Also as part of the project, JAX will enter into a collaborative research agreement with the UConn Health Center providing for the pursuit of research related to system genomics and personalized medicine and the sharing of the faculty resources. The agreement provides for collaboration in supporting 10 principal investigators and allows UConn and JAX to share in any royalty proceeds derived through their collaborative IP efforts.

“Collaborating with Jackson Lab is an incredible opportunity for our state, the University of Connecticut, and other institutes of higher education in Connecticut,” said UConn President Susan Herbst. “It elevates the entire region, including all of our clinical and teaching partners.”

The Health Center will provide a long-term land lease to JAX to allow for the construction of the facility. When 600 jobs are created, the land will be conveyed to JAX.

Once JAX Genomic Medicine is fully developed over 20 years, the institute is projected to employ 600 scientists and technicians in 250,000 square feet of state-of-the-art lab space.

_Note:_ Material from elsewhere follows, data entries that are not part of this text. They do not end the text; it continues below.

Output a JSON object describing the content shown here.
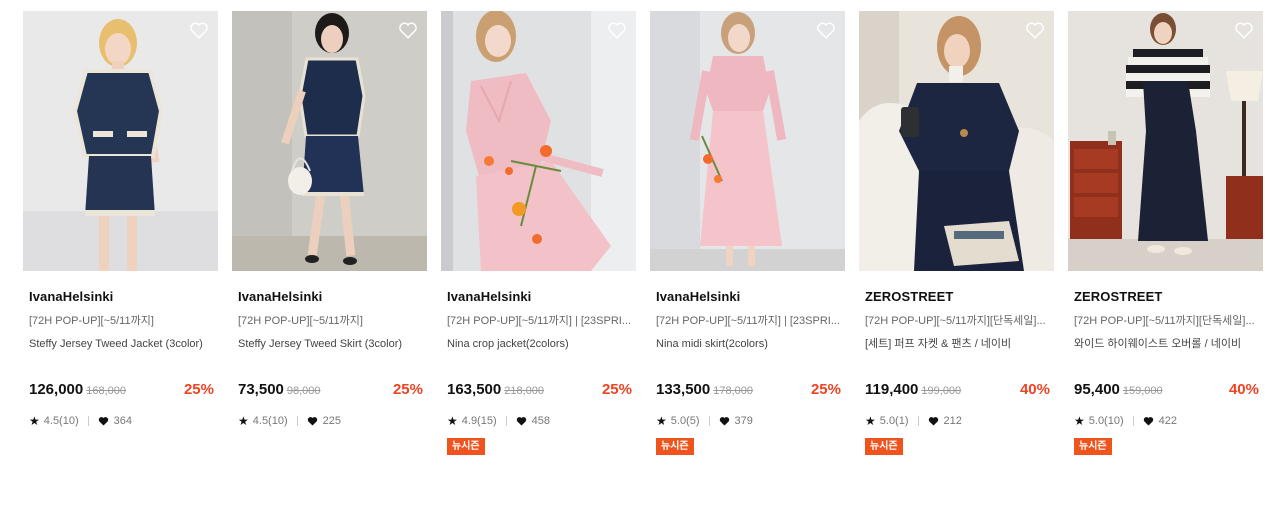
{
  "products": [
    {
      "brand": "IvanaHelsinki",
      "tag": "[72H POP-UP][~5/11까지]",
      "name": "Steffy Jersey Tweed Jacket (3color)",
      "price": "126,000",
      "original_price": "168,000",
      "discount": "25%",
      "rating": "4.5(10)",
      "likes": "364",
      "badge": null
    },
    {
      "brand": "IvanaHelsinki",
      "tag": "[72H POP-UP][~5/11까지]",
      "name": "Steffy Jersey Tweed Skirt (3color)",
      "price": "73,500",
      "original_price": "98,000",
      "discount": "25%",
      "rating": "4.5(10)",
      "likes": "225",
      "badge": null
    },
    {
      "brand": "IvanaHelsinki",
      "tag": "[72H POP-UP][~5/11까지] | [23SPRI...",
      "name": "Nina crop jacket(2colors)",
      "price": "163,500",
      "original_price": "218,000",
      "discount": "25%",
      "rating": "4.9(15)",
      "likes": "458",
      "badge": "뉴시즌"
    },
    {
      "brand": "IvanaHelsinki",
      "tag": "[72H POP-UP][~5/11까지] | [23SPRI...",
      "name": "Nina midi skirt(2colors)",
      "price": "133,500",
      "original_price": "178,000",
      "discount": "25%",
      "rating": "5.0(5)",
      "likes": "379",
      "badge": "뉴시즌"
    },
    {
      "brand": "ZEROSTREET",
      "tag": "[72H POP-UP][~5/11까지][단독세일]...",
      "name": "[세트] 퍼프 자켓 & 팬츠 / 네이비",
      "price": "119,400",
      "original_price": "199,000",
      "discount": "40%",
      "rating": "5.0(1)",
      "likes": "212",
      "badge": "뉴시즌"
    },
    {
      "brand": "ZEROSTREET",
      "tag": "[72H POP-UP][~5/11까지][단독세일]...",
      "name": "와이드 하이웨이스트 오버롤 / 네이비",
      "price": "95,400",
      "original_price": "159,000",
      "discount": "40%",
      "rating": "5.0(10)",
      "likes": "422",
      "badge": "뉴시즌"
    }
  ],
  "colors": {
    "accent": "#ee4423",
    "badge_bg": "#f0541e"
  },
  "icons": {
    "wishlist": "heart-outline-icon",
    "rating": "star-icon",
    "likes": "heart-filled-icon"
  }
}
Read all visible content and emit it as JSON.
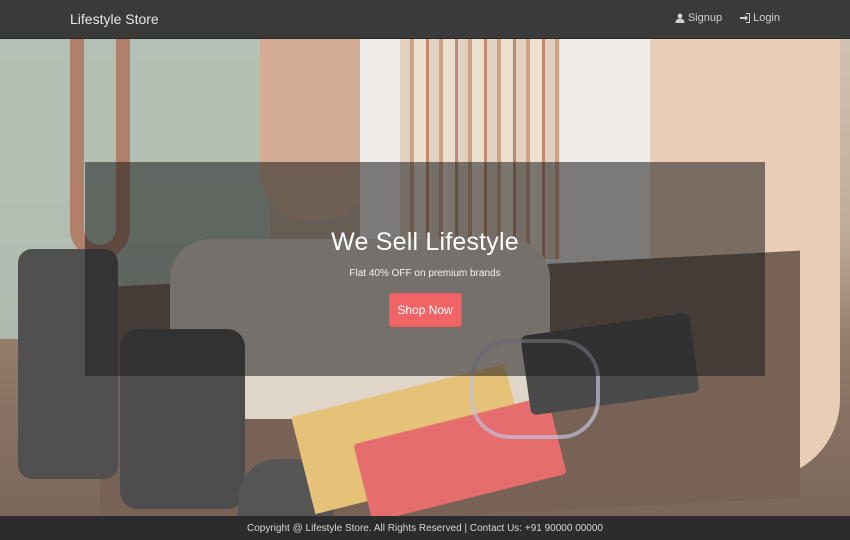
{
  "navbar": {
    "brand": "Lifestyle Store",
    "links": [
      {
        "label": "Signup",
        "icon": "user-icon"
      },
      {
        "label": "Login",
        "icon": "login-icon"
      }
    ]
  },
  "banner": {
    "title": "We Sell Lifestyle",
    "subtitle": "Flat 40% OFF on premium brands",
    "button_label": "Shop Now"
  },
  "footer": {
    "text": "Copyright @ Lifestyle Store. All Rights Reserved | Contact Us: +91 90000 00000"
  },
  "colors": {
    "navbar": "#3a3a3a",
    "button": "#f06466",
    "footer": "#2c2c2c"
  }
}
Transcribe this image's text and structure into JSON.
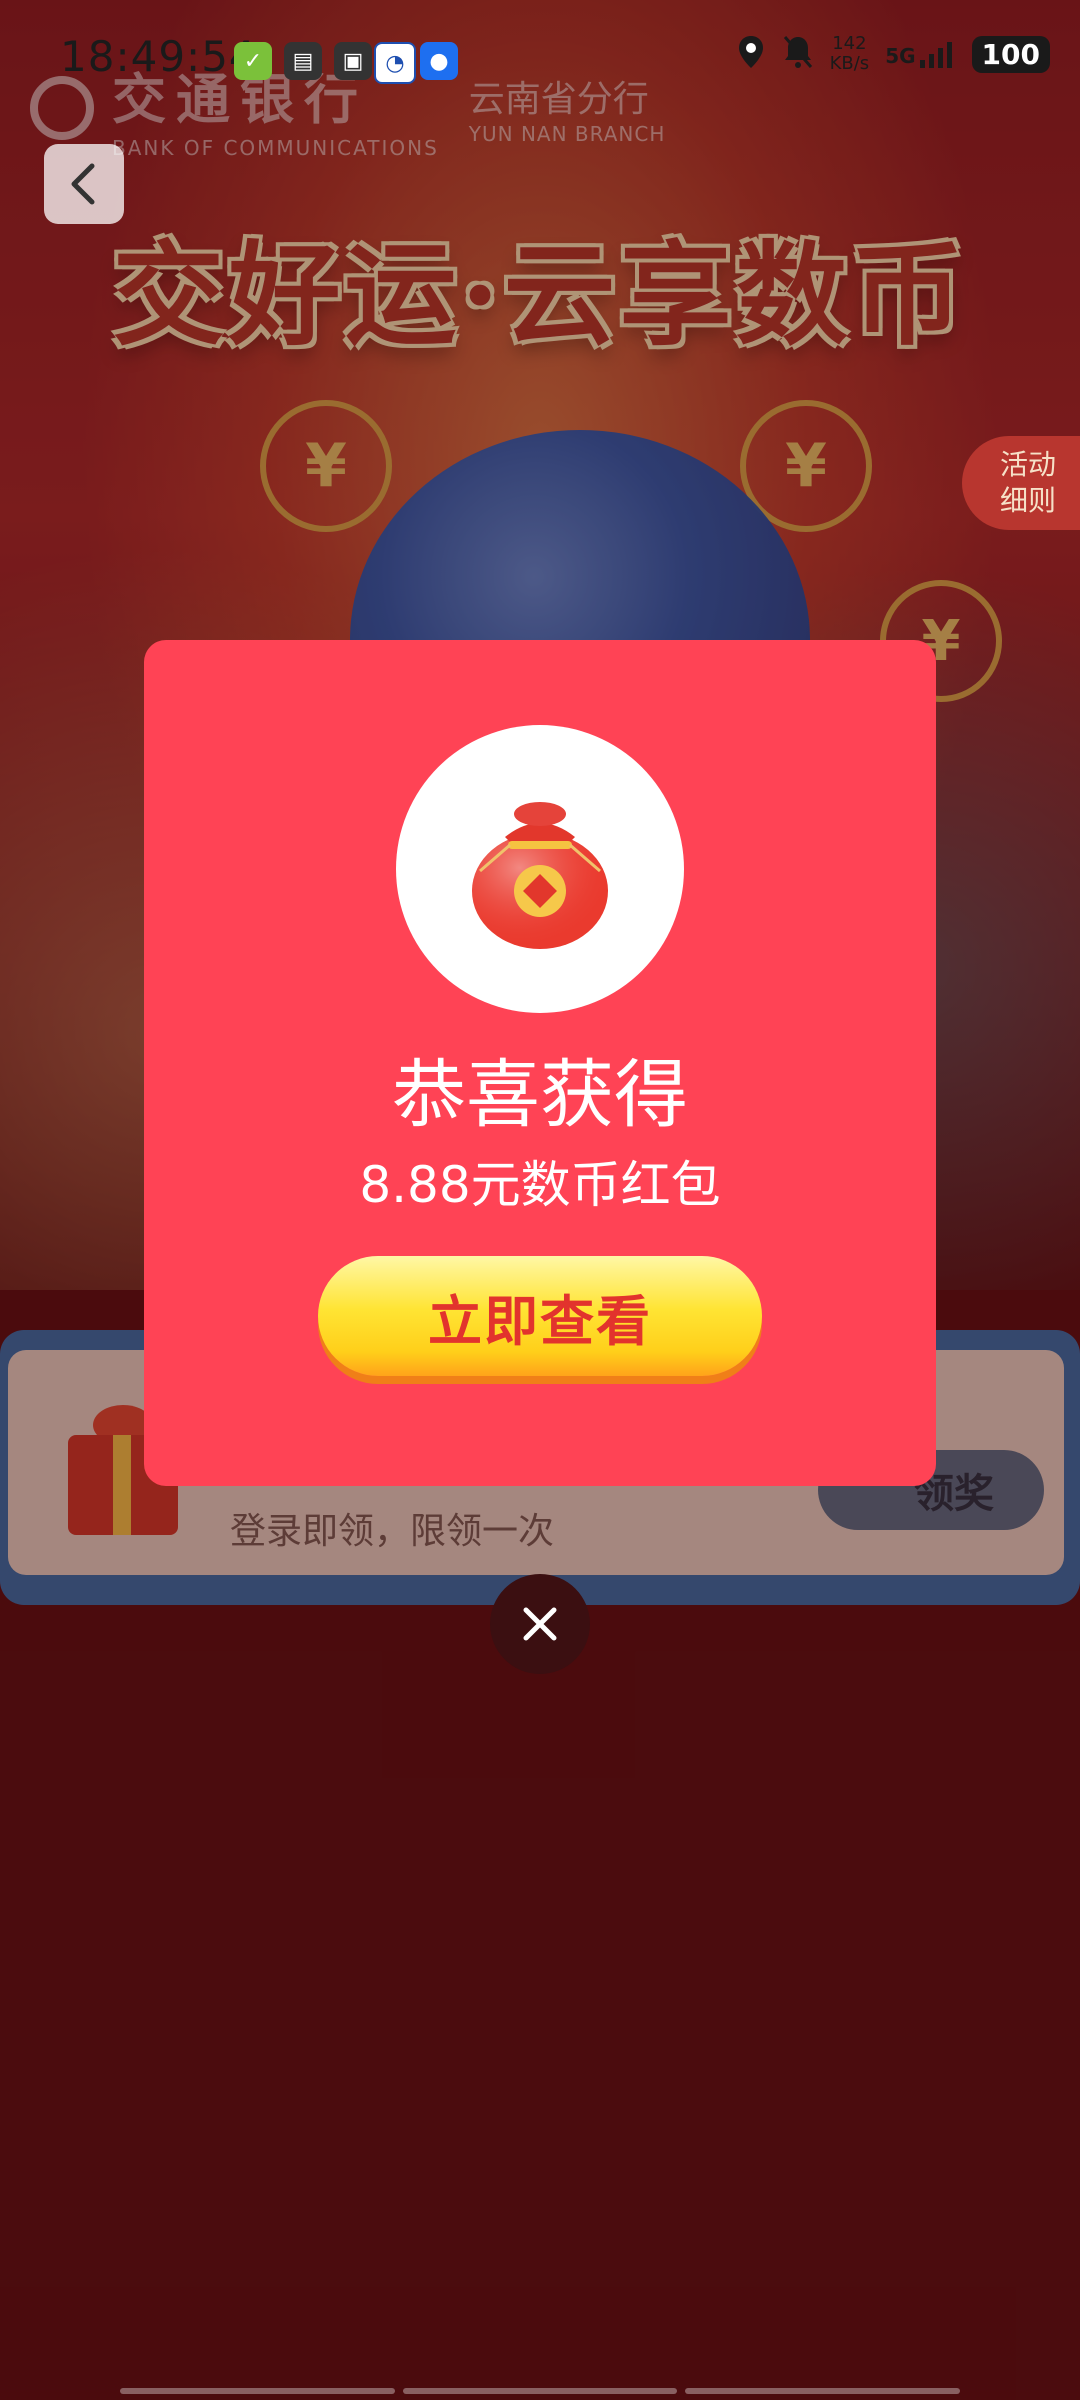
{
  "status_bar": {
    "time": "18:49:54",
    "net_speed_value": "142",
    "net_speed_unit": "KB/s",
    "signal": "5G",
    "battery": "100"
  },
  "hero": {
    "bank_name_cn": "交通银行",
    "bank_name_en": "BANK OF COMMUNICATIONS",
    "branch_cn": "云南省分行",
    "branch_en": "YUN NAN BRANCH",
    "title": "交好运·云享数币",
    "rules_label_line1": "活动",
    "rules_label_line2": "细则"
  },
  "login_card": {
    "description": "登录即领，限领一次",
    "claim_button": "领奖"
  },
  "modal": {
    "title": "恭喜获得",
    "subtitle": "8.88元数币红包",
    "view_button": "立即查看",
    "icon": "lucky-bag-icon"
  },
  "colors": {
    "modal_bg": "#ff4355",
    "page_bg": "#5e1215",
    "button_text": "#e2332d"
  }
}
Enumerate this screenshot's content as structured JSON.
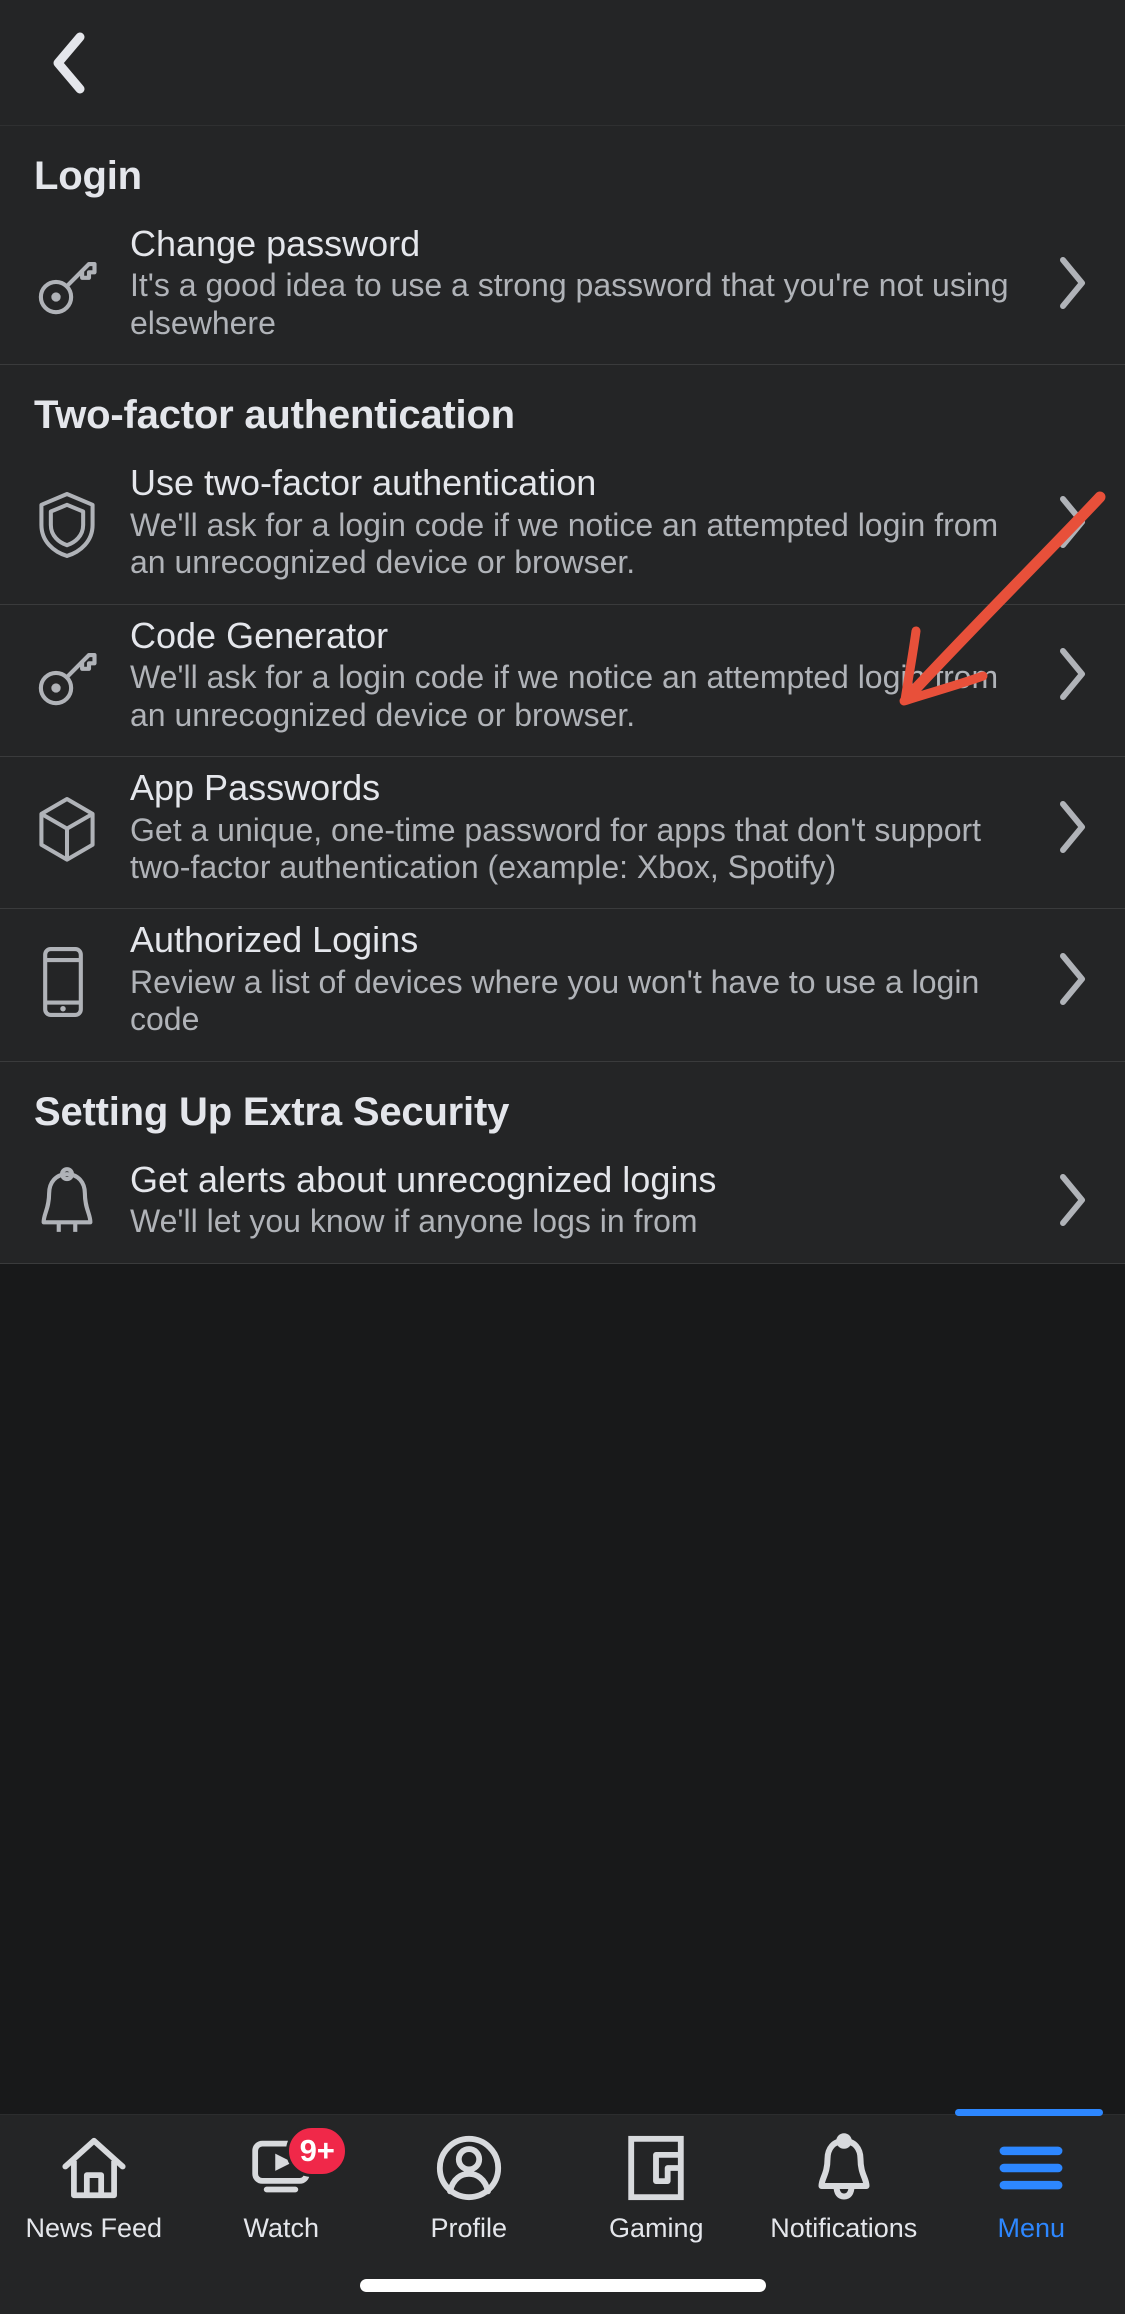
{
  "header": {
    "back_icon": "chevron-left-icon"
  },
  "sections": [
    {
      "id": "login",
      "title": "Login",
      "rows": [
        {
          "id": "change-password",
          "icon": "key-icon",
          "title": "Change password",
          "subtitle": "It's a good idea to use a strong password that you're not using elsewhere",
          "chevron": "chevron-right-icon"
        }
      ]
    },
    {
      "id": "two-factor-authentication",
      "title": "Two-factor authentication",
      "rows": [
        {
          "id": "use-two-factor-authentication",
          "icon": "shield-icon",
          "title": "Use two-factor authentication",
          "subtitle": "We'll ask for a login code if we notice an attempted login from an unrecognized device or browser.",
          "chevron": "chevron-right-icon"
        },
        {
          "id": "code-generator",
          "icon": "key-icon",
          "title": "Code Generator",
          "subtitle": "We'll ask for a login code if we notice an attempted login from an unrecognized device or browser.",
          "chevron": "chevron-right-icon"
        },
        {
          "id": "app-passwords",
          "icon": "cube-icon",
          "title": "App Passwords",
          "subtitle": "Get a unique, one-time password for apps that don't support two-factor authentication (example: Xbox, Spotify)",
          "chevron": "chevron-right-icon"
        },
        {
          "id": "authorized-logins",
          "icon": "mobile-phone-icon",
          "title": "Authorized Logins",
          "subtitle": "Review a list of devices where you won't have to use a login code",
          "chevron": "chevron-right-icon"
        }
      ]
    },
    {
      "id": "setting-up-extra-security",
      "title": "Setting Up Extra Security",
      "rows": [
        {
          "id": "get-alerts-about-unrecognized-logins",
          "icon": "bell-icon",
          "title": "Get alerts about unrecognized logins",
          "subtitle": "We'll let you know if anyone logs in from",
          "chevron": "chevron-right-icon"
        }
      ]
    }
  ],
  "annotation": {
    "type": "arrow",
    "color": "#e8503a",
    "points_to": "two-factor-authentication-heading"
  },
  "tabbar": {
    "items": [
      {
        "id": "news-feed",
        "label": "News Feed",
        "icon": "home-icon",
        "active": false,
        "badge": null
      },
      {
        "id": "watch",
        "label": "Watch",
        "icon": "video-play-icon",
        "active": false,
        "badge": "9+"
      },
      {
        "id": "profile",
        "label": "Profile",
        "icon": "person-circle-icon",
        "active": false,
        "badge": null
      },
      {
        "id": "gaming",
        "label": "Gaming",
        "icon": "gaming-icon",
        "active": false,
        "badge": null
      },
      {
        "id": "notifications",
        "label": "Notifications",
        "icon": "bell-icon",
        "active": false,
        "badge": null
      },
      {
        "id": "menu",
        "label": "Menu",
        "icon": "hamburger-icon",
        "active": true,
        "badge": null
      }
    ]
  },
  "colors": {
    "background": "#18191a",
    "surface": "#242526",
    "primary_text": "#e4e6eb",
    "secondary_text": "#b0b3b8",
    "accent": "#2d87ff",
    "badge": "#f02849",
    "annotation": "#e8503a"
  }
}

The total 20-year capital and research budget for the institute is projected to be $1.1 billion, of which the state of Connecticut has approved $291 million: $192 million in a secured, forgivable construction loan and $99 million in grants for research and related activities. The Jackson Laboratory will raise the balance of $860 million through federal research grants, philanthropy and service income. The facility is expected to support 6,800 permanent jobs.

“With this agreement in place, and with great partners across Connecticut, we’re looking forward to building the bioscience industry here and doing great science that will improve medicine and health care,” said Liu, Jackson’s President and CEO.

Connecticut Innovations (CI) will lend $145 million construction loan and a $46.7 million loan for fit-out in the new facility, both of which will be forgivable if certain hurdles are met. In addition, CI will provide $99 million in grants over a 10-year period to support research and other related activities.

According to a PriceWaterhouseCoopers study, the personalized medicine industry currently is worth $284 billion in sales per year in the United States, and it is growing by 11 percent annually. “Connecticut is ready to claim our share of this important industry,” Malloy said. “With JAX Genomic Medicine and other Connecticut institutes, our state can become a major U.S. hub for personalized medicine.”